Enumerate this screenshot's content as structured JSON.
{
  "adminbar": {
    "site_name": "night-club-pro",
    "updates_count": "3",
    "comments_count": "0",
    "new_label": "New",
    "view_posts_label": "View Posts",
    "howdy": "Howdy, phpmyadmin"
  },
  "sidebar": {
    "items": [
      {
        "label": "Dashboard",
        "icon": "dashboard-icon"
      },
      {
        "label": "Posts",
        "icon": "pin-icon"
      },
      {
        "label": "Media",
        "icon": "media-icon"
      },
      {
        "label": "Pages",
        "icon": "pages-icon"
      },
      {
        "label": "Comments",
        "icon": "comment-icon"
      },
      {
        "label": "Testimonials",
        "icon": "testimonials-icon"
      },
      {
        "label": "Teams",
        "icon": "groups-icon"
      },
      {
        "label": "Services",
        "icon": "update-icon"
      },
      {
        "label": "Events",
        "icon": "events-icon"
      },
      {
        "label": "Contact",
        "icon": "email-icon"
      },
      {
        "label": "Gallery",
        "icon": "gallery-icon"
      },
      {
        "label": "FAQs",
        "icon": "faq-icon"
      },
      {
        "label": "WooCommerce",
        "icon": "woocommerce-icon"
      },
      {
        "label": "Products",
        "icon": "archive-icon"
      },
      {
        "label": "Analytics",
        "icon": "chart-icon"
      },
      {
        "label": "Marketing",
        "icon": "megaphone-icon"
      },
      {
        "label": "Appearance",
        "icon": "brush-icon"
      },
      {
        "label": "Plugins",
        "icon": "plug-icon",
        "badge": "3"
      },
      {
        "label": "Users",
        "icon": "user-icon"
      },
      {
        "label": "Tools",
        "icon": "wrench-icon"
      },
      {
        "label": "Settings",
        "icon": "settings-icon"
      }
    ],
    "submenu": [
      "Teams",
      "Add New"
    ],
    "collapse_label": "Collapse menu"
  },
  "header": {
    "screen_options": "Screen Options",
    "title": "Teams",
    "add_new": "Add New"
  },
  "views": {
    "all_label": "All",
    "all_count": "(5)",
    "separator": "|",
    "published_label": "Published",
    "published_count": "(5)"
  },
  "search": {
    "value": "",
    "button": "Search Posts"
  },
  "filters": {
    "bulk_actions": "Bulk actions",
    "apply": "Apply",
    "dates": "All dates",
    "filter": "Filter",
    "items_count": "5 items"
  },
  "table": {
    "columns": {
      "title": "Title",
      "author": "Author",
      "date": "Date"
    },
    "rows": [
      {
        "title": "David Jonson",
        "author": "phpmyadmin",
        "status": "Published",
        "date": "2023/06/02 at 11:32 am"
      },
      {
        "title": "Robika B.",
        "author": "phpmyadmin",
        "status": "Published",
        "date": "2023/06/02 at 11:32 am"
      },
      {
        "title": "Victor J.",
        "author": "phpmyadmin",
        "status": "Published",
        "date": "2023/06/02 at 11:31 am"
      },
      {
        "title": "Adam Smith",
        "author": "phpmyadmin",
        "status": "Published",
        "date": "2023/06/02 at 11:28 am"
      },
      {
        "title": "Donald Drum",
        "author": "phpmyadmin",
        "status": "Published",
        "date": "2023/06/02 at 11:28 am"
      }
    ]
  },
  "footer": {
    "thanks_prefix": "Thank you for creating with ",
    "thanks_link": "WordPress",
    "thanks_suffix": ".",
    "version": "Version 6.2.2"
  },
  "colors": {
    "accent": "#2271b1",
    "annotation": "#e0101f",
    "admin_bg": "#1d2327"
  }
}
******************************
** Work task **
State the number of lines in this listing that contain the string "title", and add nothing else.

** Output of the task **
7